This reflection can invite us to listen to how these two feasts echo one another.
Light… for Hanukkah is celebrated with lights, eight small flames that are lit on each of the feast’s eight days.
Already Flavius Josephus called Hanukkah “the lights”, because the victory of the Maccabeans manifested the victory of light over darkness; and St. Jerome takes up this interpretation for his own purposes in his commentary on Jn 10:22, when he says: “the light of freedom”.
In rabbinic tradition, it is the victory of the Torah (“a lamp for my steps, a light on my path”) over the darkness of the Greek empire’s paganism, which forbade the Torah.
The Temple… for Hanukkah remembers the “dedication” (which is what the word “Hanukkah” means) of the Temple after its desecration by the Greek empire (cf. 1 Macc 4:36-61 and 2 Macc 10:1-6).
The Jewish commentaries on this feast strongly emphasize the significance of the Temple as God’s dwelling place in the midst of God’s people, whence the great importance that was given to its purification and renewed dedication.
Here an extract from a midrash on Num 7:12 (chapter 7 in the Book of Numbers is the main reading for Hanukkah): “So long as the Lord was alone in his world, he longed to live with his creatures here below. He only did so when the dwelling place was established. Then the Holy One, Blessed be He, brought his presence to rest.”
We can hear Jn 1 as an echo to this: “The Word was light… and the Word became flesh and dwelt among us.”
The Messiah… for Hanukkah is a messianic feast.
The Emmaus story in Luke 24 confirms this by having Jesus join the two disciples who are on their way to a very precise place: Emmaus. They are going to a place of remembrance, namely that of the victory of Judas Maccabeus (cf. 1 Macc 4). That Judas did deserve to be a true messiah. But this Jesus was not capable of delivering them from the Romans. They are disappointed and very sad.
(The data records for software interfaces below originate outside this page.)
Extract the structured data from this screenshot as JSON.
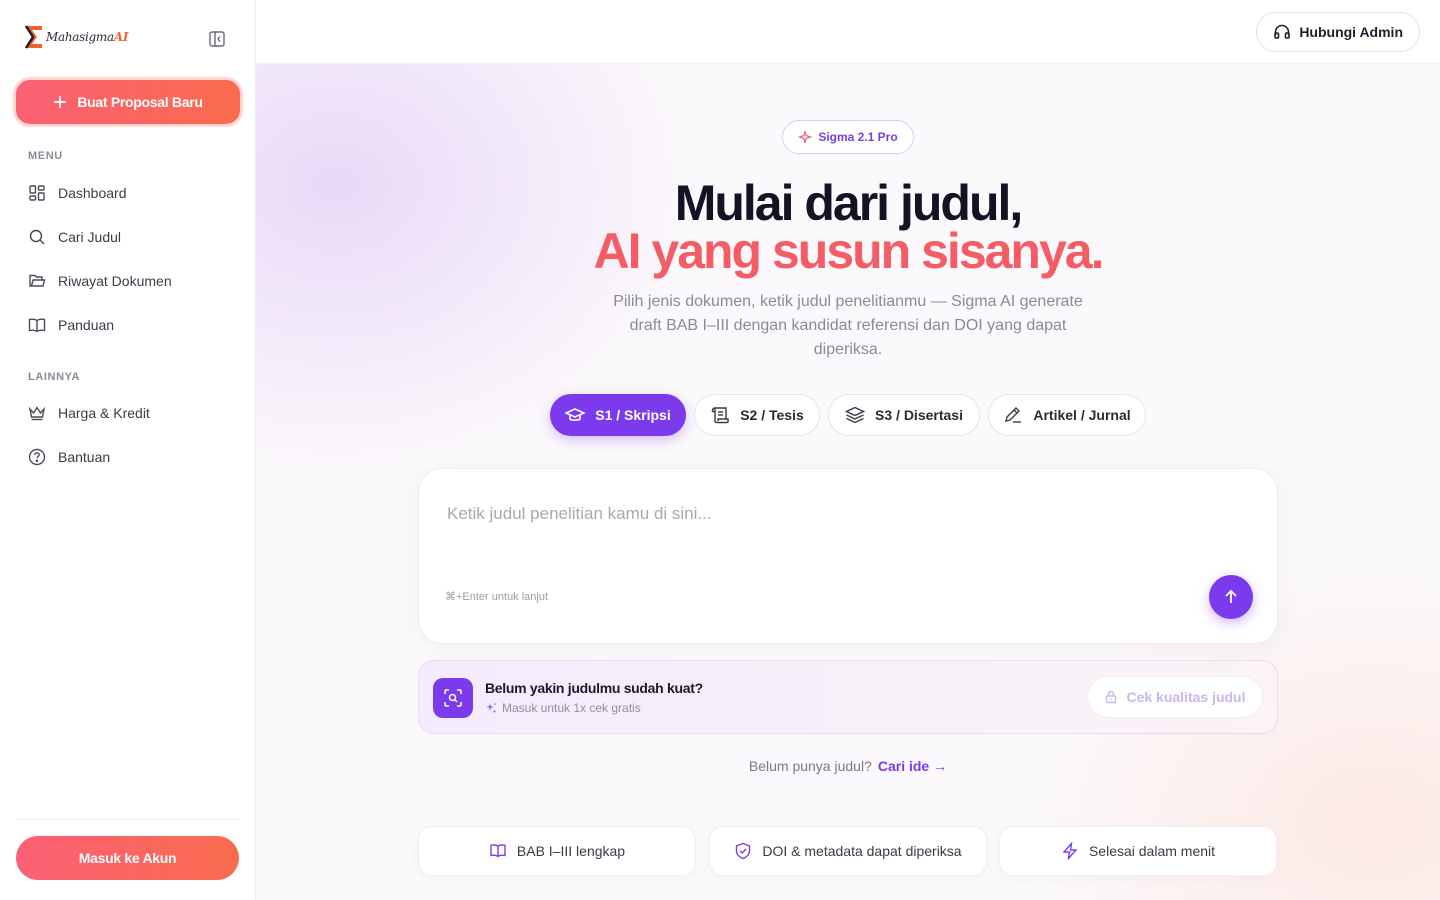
{
  "brand": {
    "name": "Mahasigma",
    "suffix": "AI"
  },
  "sidebar": {
    "new_button": "Buat Proposal Baru",
    "menu_label": "MENU",
    "menu_items": [
      {
        "label": "Dashboard",
        "icon": "dashboard-icon"
      },
      {
        "label": "Cari Judul",
        "icon": "search-icon"
      },
      {
        "label": "Riwayat Dokumen",
        "icon": "folder-icon"
      },
      {
        "label": "Panduan",
        "icon": "book-icon"
      }
    ],
    "other_label": "LAINNYA",
    "other_items": [
      {
        "label": "Harga & Kredit",
        "icon": "crown-icon"
      },
      {
        "label": "Bantuan",
        "icon": "help-circle-icon"
      }
    ],
    "login_button": "Masuk ke Akun"
  },
  "topbar": {
    "admin_button": "Hubungi Admin"
  },
  "main": {
    "badge": "Sigma 2.1 Pro",
    "hero_line1": "Mulai dari judul,",
    "hero_line2": "AI yang susun sisanya.",
    "subtitle": "Pilih jenis dokumen, ketik judul penelitianmu — Sigma AI generate draft BAB I–III dengan kandidat referensi dan DOI yang dapat diperiksa.",
    "doc_types": [
      {
        "label": "S1 / Skripsi",
        "icon": "graduation-cap-icon",
        "active": true
      },
      {
        "label": "S2 / Tesis",
        "icon": "scroll-icon",
        "active": false
      },
      {
        "label": "S3 / Disertasi",
        "icon": "layers-icon",
        "active": false
      },
      {
        "label": "Artikel / Jurnal",
        "icon": "pen-icon",
        "active": false
      }
    ],
    "input": {
      "placeholder": "Ketik judul penelitian kamu di sini...",
      "hint": "⌘+Enter untuk lanjut"
    },
    "quality": {
      "title": "Belum yakin judulmu sudah kuat?",
      "subtitle": "Masuk untuk 1x cek gratis",
      "button": "Cek kualitas judul"
    },
    "no_title": {
      "text": "Belum punya judul?",
      "link": "Cari ide →"
    },
    "features": [
      {
        "label": "BAB I–III lengkap",
        "icon": "book-open-icon"
      },
      {
        "label": "DOI & metadata dapat diperiksa",
        "icon": "shield-check-icon"
      },
      {
        "label": "Selesai dalam menit",
        "icon": "lightning-icon"
      }
    ]
  },
  "colors": {
    "accent": "#7c3aed",
    "brand_gradient_start": "#fb6075",
    "brand_gradient_end": "#f96b4d",
    "hero_accent": "#f55d66"
  }
}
And Jesus causes them to turn around both physically and spiritually: they too pass from darkness to light.
Moreover, let us note that Jesus is asked the messianic question (cf. Jn 10:22-23) in the context of the feast of Hanukkah.
The prophetic reading for the feast (Zech 2:14-4:7) also underlines this messianic aspect by introducing the “two anointed” (4:11-14): the one represents religious power (Joshua, cf. 3:1-8), and the other political power (Zorobabel, cf. 4:6-10) – two powers that should never be confused – and “my servant sprouts” (cf. 3:9).
The dates of Hanukkah and Christmas… for their relationship is not obvious.
The origin of the date for the feast of Hanukkah is controversial: was it linked to the winter solstice, the time of year when the days begin once again to get longer, whence the importance given to light?
The origin of the feast of Christmas is also complex: is there a connection to the “Mithra” cult, Mithra being a kind of mediator between heaven and earth, whose cult included invocations to the sun…? There was a need to find a date for the birth of Jesus, nine months after his conception on March 25… In any case, the first feast celebrating the manifestation of God become man was Epiphany and not Christmas. The emphasis was not placed on a date of birth but on the fact of the incarnation.
How can we be associated with the Jewish people during this week of Hanukkah and Christmas?
Let us remember that Christmas does not claim to be a historical feast; we are not celebrating “the anniversary of Jesus”.
Even if its date wasn’t chosen because of a connection with the feast of Hanukkah (this connection could have been the theme of light together with the winter solstice), the two feasts do shed light on one another and give us messages that are not contradictory.
Is not Jesus God’s dwelling place in this world, the divine light that drives out our darkness, the Messiah who makes no political claim, the Savior of the world?!
When we celebrate Christmas, why don’t we remember these two feasts and welcome Jesus, the Messiah, who did not come to abolish the Torah and the Prophets or the Jewish feasts and their traditions. He came to fulfill the history of salvation while leaving for us as humanity the space of what is not fulfilled, that of “marana tha”, which we can say with the Jewish people with a hope that is all the greater because we know Him who has already come and whose coming in glory we await.
The words of Edmond Fleg can be our prayer:
And now both of you are waiting,
You that he come, and you that he come again;
But you are asking for the same peace,
And you are stretching out your two hands
With the same love, that he come or come again!
So what does it matter? From the one or the other shore
Make him come,
Make him come!
Sr. Anne-Cathrine Avril NDS